====== Supplied material

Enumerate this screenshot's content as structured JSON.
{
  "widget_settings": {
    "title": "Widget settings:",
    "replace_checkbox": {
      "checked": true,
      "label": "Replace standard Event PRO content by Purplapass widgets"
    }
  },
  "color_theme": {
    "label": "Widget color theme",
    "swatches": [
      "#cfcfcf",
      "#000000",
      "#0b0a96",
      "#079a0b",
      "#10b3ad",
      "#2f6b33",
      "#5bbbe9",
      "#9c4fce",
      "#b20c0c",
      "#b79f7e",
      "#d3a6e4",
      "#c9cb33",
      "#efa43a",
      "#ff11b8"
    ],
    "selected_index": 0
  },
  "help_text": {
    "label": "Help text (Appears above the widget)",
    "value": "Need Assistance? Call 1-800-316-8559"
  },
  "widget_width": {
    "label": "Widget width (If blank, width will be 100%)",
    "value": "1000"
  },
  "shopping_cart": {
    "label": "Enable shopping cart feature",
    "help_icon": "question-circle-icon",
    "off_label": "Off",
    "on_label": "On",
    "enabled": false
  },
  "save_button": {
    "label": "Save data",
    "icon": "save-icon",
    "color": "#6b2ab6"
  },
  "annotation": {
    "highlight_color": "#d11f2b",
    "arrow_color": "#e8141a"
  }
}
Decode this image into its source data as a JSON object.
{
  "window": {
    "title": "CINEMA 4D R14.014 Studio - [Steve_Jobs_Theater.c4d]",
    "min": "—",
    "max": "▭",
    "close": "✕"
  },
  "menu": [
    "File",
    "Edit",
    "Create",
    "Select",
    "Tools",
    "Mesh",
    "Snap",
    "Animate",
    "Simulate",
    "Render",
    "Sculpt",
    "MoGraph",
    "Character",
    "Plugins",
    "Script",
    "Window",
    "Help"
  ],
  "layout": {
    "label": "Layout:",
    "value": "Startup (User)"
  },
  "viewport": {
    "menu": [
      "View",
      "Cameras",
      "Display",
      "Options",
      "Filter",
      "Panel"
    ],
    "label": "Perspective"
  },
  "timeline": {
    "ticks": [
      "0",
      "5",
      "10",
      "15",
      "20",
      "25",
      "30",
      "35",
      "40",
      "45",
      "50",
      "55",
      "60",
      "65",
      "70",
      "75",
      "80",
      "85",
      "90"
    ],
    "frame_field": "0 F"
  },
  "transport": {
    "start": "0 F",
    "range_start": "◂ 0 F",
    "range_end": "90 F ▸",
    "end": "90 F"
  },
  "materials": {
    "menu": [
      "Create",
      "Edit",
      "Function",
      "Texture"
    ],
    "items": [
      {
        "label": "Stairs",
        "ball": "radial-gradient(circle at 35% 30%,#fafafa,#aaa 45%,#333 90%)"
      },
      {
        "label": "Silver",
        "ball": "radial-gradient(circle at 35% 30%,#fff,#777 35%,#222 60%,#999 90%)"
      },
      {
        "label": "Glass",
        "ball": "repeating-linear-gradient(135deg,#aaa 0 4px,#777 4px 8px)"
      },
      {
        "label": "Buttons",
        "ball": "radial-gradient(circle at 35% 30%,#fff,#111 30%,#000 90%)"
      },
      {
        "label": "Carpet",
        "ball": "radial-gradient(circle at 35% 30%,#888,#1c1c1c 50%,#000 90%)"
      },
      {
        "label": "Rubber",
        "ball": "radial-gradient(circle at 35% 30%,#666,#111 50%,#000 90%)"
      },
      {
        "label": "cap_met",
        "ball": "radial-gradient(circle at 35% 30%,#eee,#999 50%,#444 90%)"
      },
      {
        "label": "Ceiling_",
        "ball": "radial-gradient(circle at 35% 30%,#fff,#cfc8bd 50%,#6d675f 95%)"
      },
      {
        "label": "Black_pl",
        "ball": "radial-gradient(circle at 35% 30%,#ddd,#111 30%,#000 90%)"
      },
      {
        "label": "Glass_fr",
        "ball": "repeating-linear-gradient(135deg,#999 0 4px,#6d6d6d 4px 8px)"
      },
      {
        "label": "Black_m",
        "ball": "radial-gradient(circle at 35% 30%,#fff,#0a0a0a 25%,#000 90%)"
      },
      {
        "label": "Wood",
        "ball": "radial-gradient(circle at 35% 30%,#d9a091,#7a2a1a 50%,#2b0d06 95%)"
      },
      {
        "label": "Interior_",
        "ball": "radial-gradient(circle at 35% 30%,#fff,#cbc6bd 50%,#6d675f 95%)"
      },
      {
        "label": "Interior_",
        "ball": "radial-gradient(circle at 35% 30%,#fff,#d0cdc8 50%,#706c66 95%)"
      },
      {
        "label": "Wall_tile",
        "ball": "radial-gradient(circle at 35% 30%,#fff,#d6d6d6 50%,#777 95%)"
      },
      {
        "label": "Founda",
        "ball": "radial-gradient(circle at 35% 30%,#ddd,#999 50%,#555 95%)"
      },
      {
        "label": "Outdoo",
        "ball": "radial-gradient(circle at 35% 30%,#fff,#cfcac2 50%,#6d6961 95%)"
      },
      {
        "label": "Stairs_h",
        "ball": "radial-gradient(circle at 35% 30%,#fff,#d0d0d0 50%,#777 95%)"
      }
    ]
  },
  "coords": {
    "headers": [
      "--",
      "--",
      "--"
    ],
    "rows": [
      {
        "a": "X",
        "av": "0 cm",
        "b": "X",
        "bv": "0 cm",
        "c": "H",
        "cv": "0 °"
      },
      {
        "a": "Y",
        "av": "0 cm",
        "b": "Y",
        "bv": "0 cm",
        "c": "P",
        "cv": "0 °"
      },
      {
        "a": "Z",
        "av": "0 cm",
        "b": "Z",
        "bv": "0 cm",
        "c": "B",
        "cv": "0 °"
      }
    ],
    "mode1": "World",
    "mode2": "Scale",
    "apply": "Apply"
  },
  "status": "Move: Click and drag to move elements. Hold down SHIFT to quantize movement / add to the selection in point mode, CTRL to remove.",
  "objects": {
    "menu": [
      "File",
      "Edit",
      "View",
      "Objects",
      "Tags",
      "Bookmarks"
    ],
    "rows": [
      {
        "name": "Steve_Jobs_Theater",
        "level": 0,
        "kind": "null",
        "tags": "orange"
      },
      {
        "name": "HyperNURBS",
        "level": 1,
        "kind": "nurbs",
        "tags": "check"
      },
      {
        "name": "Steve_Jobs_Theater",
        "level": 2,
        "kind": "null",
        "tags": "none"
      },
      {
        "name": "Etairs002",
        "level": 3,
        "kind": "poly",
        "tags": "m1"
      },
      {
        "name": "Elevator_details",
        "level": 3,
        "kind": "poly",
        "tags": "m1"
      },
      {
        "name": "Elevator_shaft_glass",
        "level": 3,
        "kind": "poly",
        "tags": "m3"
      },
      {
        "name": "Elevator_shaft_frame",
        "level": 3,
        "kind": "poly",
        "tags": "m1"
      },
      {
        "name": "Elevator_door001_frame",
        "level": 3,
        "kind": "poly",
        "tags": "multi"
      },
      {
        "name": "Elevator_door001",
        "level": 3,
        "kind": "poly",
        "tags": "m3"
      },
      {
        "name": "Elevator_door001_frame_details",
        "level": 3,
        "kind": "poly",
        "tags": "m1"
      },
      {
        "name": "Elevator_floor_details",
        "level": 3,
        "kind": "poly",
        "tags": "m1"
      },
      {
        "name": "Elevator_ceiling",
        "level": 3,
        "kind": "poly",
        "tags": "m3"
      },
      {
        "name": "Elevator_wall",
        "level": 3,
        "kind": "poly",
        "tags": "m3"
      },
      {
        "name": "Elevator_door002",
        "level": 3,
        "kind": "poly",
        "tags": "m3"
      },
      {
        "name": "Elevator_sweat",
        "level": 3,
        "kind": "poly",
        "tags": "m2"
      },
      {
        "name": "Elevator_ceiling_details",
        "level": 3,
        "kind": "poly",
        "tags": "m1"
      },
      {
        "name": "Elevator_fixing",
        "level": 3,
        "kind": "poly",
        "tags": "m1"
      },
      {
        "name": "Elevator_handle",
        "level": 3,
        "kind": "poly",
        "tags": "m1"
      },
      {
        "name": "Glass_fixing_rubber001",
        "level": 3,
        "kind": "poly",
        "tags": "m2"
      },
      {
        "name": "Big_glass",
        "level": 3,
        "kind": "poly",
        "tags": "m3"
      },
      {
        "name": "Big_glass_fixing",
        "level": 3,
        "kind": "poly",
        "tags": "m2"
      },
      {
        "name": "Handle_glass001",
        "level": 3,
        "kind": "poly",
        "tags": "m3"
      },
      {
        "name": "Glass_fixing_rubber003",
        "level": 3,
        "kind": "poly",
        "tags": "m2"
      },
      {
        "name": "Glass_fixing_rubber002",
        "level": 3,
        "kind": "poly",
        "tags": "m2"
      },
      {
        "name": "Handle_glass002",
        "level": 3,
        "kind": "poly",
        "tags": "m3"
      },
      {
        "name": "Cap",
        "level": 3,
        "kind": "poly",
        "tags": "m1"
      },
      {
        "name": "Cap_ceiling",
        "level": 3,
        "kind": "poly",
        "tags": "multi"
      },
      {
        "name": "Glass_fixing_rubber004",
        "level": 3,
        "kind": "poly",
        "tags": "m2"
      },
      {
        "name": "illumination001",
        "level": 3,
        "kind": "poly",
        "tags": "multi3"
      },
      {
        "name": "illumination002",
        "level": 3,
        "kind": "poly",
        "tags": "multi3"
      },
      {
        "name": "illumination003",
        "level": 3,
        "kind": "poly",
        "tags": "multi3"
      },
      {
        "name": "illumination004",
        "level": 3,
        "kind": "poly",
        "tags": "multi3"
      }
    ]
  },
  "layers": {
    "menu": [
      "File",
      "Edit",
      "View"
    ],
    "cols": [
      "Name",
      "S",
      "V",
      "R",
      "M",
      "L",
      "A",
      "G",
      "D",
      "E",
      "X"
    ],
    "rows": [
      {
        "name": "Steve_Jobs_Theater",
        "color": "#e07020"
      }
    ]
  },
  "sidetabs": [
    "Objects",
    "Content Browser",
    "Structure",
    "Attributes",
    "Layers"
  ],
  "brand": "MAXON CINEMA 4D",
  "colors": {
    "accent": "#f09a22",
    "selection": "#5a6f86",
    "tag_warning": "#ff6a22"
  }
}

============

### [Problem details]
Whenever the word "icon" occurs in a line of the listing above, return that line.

### [Solution below]
    "help_icon": "question-circle-icon",
    "icon": "save-icon",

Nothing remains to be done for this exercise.